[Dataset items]
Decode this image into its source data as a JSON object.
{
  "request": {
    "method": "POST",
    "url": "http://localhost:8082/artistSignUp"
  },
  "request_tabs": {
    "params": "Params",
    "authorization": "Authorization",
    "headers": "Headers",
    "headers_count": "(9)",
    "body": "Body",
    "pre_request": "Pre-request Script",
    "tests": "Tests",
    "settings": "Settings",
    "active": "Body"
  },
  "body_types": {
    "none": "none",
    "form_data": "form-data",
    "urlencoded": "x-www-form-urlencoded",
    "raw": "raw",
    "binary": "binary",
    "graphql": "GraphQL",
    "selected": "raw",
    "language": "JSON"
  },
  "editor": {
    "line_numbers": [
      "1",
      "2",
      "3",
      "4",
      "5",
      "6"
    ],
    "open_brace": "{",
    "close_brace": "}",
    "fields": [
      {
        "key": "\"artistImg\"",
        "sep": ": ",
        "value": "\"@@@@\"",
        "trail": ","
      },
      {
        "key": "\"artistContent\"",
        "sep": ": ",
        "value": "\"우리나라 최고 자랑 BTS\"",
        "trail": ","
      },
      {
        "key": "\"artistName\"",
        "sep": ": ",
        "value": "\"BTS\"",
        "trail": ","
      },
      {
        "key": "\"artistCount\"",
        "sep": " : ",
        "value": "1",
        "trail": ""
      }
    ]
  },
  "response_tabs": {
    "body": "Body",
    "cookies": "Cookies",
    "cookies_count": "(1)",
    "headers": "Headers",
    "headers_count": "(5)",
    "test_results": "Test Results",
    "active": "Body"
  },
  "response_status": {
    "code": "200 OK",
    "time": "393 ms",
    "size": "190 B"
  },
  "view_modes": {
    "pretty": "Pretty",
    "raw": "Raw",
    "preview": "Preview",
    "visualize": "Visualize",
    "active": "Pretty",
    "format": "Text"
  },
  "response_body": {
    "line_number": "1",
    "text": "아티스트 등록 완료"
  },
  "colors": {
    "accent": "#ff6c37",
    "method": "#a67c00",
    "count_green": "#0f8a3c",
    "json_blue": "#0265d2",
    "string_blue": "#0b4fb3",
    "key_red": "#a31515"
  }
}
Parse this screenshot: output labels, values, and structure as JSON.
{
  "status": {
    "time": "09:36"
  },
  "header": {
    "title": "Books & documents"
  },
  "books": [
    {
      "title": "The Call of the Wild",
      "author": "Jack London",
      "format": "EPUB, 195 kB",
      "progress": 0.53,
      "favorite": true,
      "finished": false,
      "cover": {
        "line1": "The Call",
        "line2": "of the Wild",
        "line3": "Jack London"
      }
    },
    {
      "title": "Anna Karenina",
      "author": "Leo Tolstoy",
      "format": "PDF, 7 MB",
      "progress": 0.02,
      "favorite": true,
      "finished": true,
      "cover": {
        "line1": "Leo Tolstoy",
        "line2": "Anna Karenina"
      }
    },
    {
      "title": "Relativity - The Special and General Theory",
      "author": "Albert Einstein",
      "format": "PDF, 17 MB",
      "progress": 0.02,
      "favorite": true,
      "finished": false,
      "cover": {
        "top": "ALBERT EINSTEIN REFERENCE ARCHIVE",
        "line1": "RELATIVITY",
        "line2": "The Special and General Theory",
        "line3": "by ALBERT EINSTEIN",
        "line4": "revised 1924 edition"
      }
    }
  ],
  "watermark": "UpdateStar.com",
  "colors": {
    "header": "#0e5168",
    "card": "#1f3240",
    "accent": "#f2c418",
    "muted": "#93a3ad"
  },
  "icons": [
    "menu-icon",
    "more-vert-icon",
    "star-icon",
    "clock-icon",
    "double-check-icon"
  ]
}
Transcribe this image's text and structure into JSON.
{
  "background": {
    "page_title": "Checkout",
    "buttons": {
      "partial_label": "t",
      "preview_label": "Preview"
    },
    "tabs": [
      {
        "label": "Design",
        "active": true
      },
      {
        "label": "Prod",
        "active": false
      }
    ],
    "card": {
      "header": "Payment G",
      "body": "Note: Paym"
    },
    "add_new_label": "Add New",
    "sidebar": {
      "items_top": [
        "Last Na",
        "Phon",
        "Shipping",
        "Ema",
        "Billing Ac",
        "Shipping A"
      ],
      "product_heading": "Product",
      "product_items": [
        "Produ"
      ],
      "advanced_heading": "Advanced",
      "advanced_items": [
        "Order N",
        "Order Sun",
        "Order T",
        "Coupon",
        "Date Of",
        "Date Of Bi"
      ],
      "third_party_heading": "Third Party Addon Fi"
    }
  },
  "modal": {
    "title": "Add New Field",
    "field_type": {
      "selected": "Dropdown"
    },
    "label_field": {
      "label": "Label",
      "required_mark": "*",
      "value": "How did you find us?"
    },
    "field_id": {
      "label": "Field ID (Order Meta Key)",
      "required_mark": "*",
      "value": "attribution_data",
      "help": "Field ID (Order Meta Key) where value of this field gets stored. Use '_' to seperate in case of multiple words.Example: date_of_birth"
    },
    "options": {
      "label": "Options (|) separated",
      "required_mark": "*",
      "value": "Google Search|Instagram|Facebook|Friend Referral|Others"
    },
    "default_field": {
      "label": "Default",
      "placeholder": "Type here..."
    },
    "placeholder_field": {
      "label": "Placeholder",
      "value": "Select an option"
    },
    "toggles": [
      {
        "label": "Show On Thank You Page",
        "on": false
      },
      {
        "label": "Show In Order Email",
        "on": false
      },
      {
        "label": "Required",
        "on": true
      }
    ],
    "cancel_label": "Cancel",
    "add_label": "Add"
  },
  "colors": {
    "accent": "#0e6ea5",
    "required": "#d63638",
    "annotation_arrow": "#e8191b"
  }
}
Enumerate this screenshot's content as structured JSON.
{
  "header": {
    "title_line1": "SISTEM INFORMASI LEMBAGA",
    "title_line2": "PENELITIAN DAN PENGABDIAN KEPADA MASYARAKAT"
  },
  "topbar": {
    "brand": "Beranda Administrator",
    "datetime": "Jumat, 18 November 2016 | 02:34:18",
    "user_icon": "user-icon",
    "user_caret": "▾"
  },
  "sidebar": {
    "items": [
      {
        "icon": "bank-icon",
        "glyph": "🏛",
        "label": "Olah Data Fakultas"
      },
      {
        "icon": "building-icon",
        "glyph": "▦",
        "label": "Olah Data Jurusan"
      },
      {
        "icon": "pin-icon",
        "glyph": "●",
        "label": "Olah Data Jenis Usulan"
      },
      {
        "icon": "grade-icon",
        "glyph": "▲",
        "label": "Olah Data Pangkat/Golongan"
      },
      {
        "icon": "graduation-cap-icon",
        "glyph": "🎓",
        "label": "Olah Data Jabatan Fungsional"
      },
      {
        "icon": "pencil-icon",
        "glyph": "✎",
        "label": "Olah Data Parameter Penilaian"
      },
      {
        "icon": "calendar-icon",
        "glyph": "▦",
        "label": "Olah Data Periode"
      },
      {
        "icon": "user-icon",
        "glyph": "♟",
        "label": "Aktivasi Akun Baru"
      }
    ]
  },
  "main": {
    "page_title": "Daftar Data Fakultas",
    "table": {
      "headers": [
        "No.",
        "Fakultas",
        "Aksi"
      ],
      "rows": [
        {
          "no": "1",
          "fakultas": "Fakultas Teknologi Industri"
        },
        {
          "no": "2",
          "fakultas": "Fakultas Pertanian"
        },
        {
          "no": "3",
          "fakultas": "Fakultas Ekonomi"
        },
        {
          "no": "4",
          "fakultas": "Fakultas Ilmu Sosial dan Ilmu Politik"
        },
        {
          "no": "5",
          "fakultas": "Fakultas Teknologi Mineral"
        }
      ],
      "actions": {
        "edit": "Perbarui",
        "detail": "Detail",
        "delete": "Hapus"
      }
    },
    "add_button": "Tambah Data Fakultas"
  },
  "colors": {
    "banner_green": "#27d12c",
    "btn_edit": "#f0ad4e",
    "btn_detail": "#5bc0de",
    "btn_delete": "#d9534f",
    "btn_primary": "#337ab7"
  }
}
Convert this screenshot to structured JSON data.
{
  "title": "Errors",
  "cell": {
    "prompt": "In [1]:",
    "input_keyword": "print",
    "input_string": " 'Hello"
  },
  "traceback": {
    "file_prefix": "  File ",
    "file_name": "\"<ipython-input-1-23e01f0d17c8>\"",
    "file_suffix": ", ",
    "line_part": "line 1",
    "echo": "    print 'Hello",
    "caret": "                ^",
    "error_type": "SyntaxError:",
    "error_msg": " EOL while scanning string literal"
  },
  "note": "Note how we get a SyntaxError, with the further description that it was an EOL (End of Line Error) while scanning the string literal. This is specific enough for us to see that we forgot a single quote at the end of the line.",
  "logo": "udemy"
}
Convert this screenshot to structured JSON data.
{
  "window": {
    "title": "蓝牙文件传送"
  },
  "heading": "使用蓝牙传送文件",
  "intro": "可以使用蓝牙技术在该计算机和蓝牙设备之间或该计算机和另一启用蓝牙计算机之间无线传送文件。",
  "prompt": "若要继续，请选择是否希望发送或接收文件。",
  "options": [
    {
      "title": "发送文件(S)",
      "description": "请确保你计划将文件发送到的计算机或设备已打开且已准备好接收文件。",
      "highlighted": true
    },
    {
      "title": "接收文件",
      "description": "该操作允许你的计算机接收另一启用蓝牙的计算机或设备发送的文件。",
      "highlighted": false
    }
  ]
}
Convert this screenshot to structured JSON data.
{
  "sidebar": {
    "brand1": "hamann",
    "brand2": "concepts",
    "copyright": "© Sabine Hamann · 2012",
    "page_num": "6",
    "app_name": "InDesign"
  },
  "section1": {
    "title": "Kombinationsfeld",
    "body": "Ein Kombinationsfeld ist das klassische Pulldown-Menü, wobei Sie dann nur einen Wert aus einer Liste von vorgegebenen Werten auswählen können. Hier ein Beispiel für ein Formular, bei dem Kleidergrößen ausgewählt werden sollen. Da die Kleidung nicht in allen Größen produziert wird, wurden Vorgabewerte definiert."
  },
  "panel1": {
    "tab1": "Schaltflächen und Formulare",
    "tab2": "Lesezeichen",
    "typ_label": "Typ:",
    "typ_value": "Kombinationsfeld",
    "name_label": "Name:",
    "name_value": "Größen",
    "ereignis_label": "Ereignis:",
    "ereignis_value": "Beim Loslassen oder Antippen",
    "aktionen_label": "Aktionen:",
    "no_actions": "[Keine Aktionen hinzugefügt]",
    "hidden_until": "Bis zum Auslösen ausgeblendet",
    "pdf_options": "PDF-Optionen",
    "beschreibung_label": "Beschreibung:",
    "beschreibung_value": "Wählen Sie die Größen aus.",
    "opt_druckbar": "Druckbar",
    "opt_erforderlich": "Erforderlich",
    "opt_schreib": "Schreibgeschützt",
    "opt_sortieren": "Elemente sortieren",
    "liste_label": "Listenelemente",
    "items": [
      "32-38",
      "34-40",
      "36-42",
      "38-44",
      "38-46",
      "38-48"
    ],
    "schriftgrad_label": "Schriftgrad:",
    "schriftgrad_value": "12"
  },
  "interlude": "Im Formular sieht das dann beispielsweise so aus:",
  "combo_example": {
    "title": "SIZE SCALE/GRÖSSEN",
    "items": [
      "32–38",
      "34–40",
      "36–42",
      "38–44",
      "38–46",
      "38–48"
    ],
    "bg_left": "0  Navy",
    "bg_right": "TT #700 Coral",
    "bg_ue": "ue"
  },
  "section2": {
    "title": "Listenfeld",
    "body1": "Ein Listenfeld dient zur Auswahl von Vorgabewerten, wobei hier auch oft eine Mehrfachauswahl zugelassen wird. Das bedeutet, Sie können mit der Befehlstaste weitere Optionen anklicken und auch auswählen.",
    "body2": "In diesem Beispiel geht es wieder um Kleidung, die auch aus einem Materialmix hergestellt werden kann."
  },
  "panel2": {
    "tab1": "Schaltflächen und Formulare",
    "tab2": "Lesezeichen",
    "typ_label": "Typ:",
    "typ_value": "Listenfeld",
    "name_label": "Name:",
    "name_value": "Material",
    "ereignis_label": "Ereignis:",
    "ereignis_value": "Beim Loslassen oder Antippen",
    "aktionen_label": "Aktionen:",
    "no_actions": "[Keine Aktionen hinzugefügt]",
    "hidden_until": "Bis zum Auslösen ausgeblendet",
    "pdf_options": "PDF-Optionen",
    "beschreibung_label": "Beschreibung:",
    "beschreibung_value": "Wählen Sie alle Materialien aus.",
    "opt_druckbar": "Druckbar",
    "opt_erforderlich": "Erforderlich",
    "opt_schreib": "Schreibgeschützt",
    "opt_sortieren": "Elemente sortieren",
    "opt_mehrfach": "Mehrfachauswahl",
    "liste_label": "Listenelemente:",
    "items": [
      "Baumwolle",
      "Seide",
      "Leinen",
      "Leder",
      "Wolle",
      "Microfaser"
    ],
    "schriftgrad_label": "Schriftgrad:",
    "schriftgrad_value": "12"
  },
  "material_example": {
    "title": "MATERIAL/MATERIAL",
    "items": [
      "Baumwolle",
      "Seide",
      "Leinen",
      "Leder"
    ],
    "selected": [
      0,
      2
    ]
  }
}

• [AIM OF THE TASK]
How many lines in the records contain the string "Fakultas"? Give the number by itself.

• [EXERCISE RESULT]
9